- [Exercise objective] From the entries that follow, report every line in which "Subsystem" occurs.

- [Data]
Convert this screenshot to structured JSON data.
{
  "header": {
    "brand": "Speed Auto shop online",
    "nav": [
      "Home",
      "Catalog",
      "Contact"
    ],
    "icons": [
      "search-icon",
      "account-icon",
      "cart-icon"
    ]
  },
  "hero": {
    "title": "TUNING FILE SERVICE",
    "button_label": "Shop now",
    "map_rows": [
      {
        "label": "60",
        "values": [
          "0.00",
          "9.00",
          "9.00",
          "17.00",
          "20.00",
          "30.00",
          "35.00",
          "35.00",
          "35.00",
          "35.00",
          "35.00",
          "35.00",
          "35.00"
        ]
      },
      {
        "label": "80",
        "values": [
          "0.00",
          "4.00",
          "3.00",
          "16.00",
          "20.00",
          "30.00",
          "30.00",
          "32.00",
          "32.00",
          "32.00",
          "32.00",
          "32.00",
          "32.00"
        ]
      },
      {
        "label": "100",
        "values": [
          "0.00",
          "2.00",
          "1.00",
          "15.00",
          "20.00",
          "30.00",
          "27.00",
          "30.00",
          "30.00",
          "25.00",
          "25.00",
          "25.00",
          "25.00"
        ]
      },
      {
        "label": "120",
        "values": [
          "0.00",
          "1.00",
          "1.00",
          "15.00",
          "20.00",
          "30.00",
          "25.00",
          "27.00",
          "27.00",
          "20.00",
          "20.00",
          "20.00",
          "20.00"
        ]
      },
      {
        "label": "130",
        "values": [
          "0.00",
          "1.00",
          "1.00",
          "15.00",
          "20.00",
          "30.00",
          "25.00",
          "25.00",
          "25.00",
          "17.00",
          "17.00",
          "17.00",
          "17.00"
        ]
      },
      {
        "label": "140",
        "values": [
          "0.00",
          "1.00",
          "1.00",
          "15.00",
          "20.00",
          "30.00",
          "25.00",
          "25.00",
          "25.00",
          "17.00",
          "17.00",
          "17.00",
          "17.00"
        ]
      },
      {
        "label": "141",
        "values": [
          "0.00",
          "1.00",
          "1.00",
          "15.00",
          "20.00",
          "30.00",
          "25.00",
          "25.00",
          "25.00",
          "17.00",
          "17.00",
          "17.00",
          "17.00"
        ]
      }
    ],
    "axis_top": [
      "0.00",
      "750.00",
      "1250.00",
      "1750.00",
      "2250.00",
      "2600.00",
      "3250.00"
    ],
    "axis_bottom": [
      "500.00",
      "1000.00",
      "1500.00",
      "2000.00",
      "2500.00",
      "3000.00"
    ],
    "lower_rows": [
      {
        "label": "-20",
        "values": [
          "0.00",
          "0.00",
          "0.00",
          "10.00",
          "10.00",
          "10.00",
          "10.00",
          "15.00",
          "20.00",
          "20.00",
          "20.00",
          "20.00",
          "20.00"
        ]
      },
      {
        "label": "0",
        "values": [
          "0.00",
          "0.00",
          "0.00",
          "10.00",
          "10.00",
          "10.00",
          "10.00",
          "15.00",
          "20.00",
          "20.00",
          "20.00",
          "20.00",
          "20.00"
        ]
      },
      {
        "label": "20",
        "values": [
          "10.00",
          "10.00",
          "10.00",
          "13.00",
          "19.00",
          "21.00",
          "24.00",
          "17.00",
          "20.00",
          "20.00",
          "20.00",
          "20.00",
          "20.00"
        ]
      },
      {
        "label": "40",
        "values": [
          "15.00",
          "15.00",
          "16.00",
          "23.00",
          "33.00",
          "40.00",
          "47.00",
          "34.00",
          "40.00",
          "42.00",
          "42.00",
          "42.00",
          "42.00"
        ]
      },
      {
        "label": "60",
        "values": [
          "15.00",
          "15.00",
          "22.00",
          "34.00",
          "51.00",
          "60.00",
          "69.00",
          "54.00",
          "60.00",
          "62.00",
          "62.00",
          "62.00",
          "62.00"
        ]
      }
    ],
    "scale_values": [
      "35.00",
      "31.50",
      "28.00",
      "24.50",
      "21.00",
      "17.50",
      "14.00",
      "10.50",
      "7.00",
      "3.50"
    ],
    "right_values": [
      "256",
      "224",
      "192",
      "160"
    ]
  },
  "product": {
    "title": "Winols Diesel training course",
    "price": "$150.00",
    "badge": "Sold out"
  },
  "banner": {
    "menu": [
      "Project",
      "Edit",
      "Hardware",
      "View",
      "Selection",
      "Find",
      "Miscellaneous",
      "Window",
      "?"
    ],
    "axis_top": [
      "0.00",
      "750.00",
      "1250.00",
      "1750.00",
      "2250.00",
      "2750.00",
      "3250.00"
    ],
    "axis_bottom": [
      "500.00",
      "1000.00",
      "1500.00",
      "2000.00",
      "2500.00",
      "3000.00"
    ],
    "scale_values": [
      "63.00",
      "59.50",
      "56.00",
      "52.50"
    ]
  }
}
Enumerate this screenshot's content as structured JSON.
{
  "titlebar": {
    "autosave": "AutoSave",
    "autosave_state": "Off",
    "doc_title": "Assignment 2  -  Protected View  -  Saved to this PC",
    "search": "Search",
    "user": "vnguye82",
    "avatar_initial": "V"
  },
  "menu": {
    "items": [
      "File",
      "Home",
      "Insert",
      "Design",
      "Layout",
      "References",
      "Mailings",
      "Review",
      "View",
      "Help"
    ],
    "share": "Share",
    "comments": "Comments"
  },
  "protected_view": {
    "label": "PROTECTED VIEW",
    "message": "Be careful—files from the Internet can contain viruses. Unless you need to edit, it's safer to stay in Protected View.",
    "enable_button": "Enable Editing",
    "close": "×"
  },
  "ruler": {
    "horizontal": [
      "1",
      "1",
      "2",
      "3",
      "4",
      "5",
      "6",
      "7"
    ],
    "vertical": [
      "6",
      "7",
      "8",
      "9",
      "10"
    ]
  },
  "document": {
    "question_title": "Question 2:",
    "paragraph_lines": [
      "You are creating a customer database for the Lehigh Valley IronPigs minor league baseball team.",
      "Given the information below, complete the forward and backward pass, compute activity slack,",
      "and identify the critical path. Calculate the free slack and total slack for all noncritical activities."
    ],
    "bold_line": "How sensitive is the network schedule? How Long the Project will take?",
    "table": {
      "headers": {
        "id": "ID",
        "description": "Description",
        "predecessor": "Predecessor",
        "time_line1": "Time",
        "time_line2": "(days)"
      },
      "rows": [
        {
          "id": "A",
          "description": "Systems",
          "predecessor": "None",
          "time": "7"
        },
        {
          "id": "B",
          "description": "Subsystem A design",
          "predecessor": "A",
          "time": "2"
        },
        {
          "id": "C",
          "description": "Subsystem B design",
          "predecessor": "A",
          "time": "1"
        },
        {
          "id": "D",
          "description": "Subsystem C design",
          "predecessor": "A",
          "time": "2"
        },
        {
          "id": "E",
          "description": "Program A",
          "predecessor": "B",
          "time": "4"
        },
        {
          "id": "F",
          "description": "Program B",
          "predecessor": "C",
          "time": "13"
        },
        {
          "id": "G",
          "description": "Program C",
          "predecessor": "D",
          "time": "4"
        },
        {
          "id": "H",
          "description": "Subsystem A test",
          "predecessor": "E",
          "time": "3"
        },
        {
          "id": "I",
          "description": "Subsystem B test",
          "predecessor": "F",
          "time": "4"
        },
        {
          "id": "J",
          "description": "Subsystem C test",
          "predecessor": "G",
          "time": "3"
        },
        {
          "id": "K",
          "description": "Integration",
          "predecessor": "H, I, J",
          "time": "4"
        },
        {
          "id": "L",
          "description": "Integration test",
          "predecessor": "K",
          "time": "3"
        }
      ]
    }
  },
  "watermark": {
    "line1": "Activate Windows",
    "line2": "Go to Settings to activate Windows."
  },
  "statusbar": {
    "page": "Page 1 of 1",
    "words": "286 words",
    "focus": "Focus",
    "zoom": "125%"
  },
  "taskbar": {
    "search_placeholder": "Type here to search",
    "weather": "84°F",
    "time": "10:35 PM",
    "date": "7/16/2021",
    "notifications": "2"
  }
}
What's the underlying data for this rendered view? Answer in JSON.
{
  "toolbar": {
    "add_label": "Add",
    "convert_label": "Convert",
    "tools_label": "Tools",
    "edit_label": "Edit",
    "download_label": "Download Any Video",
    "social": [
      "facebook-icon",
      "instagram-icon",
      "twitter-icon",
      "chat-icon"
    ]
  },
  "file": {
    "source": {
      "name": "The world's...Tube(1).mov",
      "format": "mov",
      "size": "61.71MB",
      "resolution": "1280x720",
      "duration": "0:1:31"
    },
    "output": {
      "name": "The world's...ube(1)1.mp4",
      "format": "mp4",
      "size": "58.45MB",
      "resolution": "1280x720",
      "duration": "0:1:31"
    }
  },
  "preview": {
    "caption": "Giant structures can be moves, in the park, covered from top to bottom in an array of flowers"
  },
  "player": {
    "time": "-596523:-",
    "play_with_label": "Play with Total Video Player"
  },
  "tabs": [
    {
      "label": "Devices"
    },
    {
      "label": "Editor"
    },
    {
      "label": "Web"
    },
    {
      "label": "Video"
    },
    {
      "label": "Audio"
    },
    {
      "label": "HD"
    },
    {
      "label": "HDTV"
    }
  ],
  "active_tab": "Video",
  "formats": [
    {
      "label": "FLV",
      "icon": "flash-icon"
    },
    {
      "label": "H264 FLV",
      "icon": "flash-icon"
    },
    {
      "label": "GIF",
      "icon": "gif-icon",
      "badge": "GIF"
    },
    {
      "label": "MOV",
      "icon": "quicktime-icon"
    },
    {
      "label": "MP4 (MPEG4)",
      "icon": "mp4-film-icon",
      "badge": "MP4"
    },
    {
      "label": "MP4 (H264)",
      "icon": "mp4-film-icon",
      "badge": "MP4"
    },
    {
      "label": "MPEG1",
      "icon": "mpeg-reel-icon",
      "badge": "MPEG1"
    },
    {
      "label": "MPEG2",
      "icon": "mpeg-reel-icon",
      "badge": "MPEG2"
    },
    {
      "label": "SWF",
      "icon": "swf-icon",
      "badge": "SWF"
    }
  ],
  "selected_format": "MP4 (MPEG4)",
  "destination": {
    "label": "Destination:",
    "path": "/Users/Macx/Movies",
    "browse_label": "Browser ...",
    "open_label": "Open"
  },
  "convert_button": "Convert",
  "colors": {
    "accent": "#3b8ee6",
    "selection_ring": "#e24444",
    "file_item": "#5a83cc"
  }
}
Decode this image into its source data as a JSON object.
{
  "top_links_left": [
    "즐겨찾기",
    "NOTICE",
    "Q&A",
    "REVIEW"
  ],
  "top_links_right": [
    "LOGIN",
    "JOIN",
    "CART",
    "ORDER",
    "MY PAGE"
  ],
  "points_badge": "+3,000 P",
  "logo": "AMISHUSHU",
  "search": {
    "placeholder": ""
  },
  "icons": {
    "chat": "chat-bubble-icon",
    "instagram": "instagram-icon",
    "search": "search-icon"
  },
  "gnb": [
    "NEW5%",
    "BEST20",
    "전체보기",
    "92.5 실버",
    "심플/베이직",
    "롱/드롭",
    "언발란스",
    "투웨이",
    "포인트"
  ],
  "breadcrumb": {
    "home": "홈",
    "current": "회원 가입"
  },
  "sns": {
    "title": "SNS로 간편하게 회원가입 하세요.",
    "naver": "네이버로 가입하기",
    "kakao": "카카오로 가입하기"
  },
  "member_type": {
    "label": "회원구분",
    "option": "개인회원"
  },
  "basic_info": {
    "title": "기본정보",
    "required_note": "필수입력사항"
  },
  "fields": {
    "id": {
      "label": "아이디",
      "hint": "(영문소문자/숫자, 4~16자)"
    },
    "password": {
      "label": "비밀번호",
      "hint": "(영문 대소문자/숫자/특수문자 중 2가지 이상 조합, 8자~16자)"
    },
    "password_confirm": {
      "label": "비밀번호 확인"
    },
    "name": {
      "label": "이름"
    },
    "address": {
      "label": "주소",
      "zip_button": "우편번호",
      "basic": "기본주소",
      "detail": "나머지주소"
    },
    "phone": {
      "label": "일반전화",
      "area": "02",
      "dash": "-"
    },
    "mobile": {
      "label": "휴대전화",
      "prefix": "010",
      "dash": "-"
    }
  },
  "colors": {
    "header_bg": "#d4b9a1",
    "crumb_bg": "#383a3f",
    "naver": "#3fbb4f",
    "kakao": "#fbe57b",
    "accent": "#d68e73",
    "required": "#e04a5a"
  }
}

- [Task output]
          "description": "Subsystem A design",
          "description": "Subsystem B design",
          "description": "Subsystem C design",
          "description": "Subsystem A test",
          "description": "Subsystem B test",
          "description": "Subsystem C test",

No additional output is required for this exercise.